#### The task
Please print every record below exactly as it appears, but leave out the pictures.
═════ Data records ═════
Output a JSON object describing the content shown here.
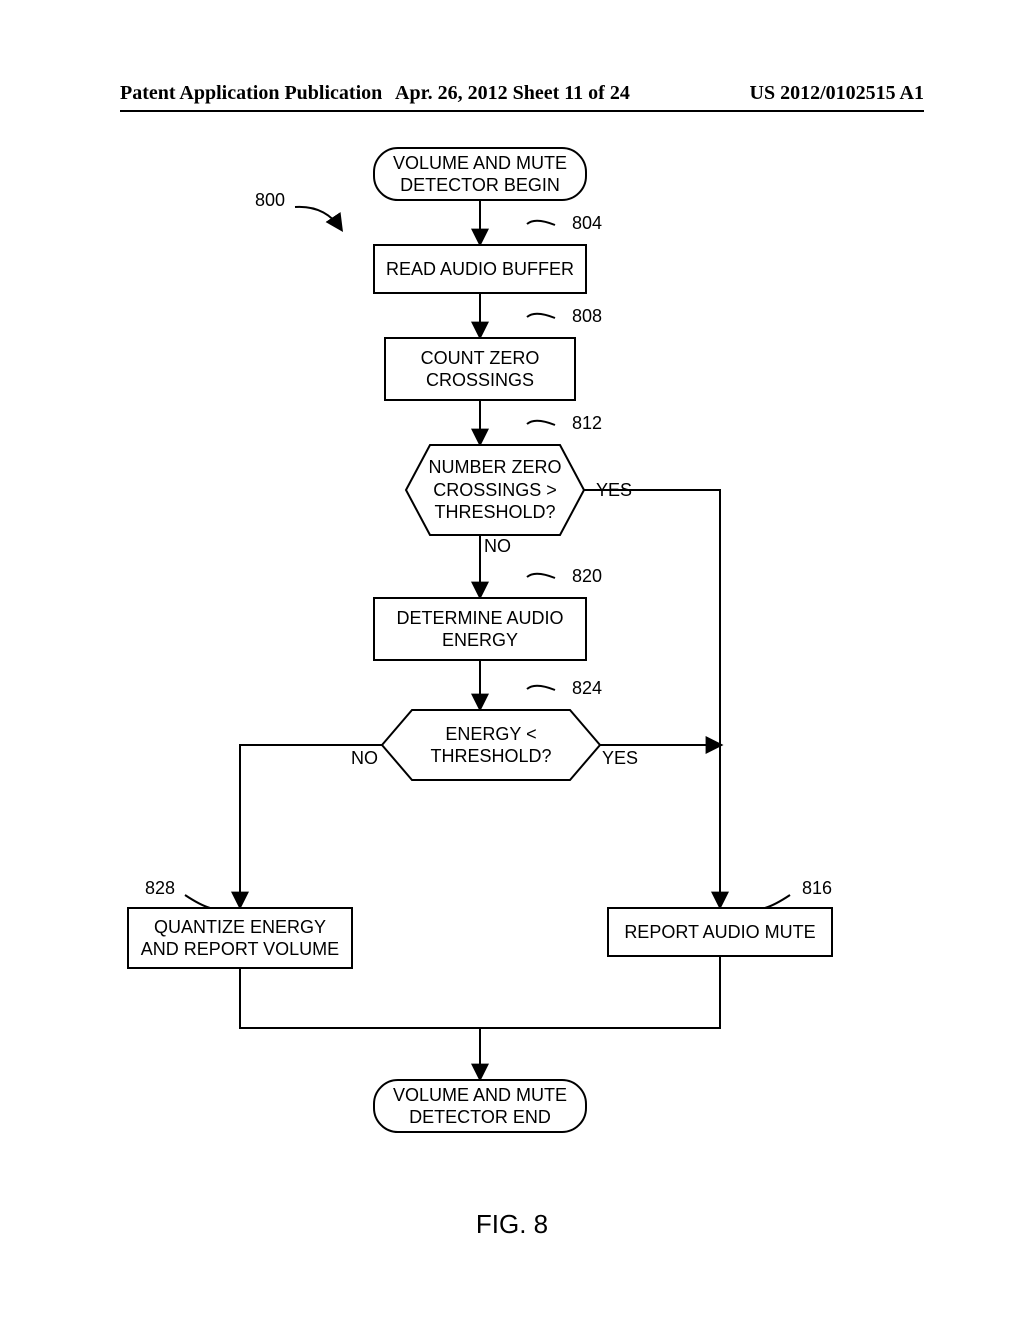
{
  "header": {
    "left": "Patent Application Publication",
    "center": "Apr. 26, 2012  Sheet 11 of 24",
    "right": "US 2012/0102515 A1"
  },
  "flow": {
    "ref": "800",
    "start": "VOLUME AND MUTE\nDETECTOR BEGIN",
    "step804": {
      "num": "804",
      "label": "READ AUDIO BUFFER"
    },
    "step808": {
      "num": "808",
      "label": "COUNT ZERO\nCROSSINGS"
    },
    "dec812": {
      "num": "812",
      "label": "NUMBER ZERO\nCROSSINGS >\nTHRESHOLD?",
      "yes": "YES",
      "no": "NO"
    },
    "step820": {
      "num": "820",
      "label": "DETERMINE AUDIO\nENERGY"
    },
    "dec824": {
      "num": "824",
      "label": "ENERGY <\nTHRESHOLD?",
      "yes": "YES",
      "no": "NO"
    },
    "step828": {
      "num": "828",
      "label": "QUANTIZE ENERGY\nAND REPORT VOLUME"
    },
    "step816": {
      "num": "816",
      "label": "REPORT AUDIO MUTE"
    },
    "end": "VOLUME AND MUTE\nDETECTOR END"
  },
  "figure": "FIG. 8"
}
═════
#### Reply to the task
Output a JSON object describing the content shown here.
{
  "header": {
    "left": "Patent Application Publication",
    "center": "Apr. 26, 2012  Sheet 11 of 24",
    "right": "US 2012/0102515 A1"
  },
  "flow": {
    "ref": "800",
    "start": "VOLUME AND MUTE\nDETECTOR BEGIN",
    "step804": {
      "num": "804",
      "label": "READ AUDIO BUFFER"
    },
    "step808": {
      "num": "808",
      "label": "COUNT ZERO\nCROSSINGS"
    },
    "dec812": {
      "num": "812",
      "label": "NUMBER ZERO\nCROSSINGS >\nTHRESHOLD?",
      "yes": "YES",
      "no": "NO"
    },
    "step820": {
      "num": "820",
      "label": "DETERMINE AUDIO\nENERGY"
    },
    "dec824": {
      "num": "824",
      "label": "ENERGY <\nTHRESHOLD?",
      "yes": "YES",
      "no": "NO"
    },
    "step828": {
      "num": "828",
      "label": "QUANTIZE ENERGY\nAND REPORT VOLUME"
    },
    "step816": {
      "num": "816",
      "label": "REPORT AUDIO MUTE"
    },
    "end": "VOLUME AND MUTE\nDETECTOR END"
  },
  "figure": "FIG. 8"
}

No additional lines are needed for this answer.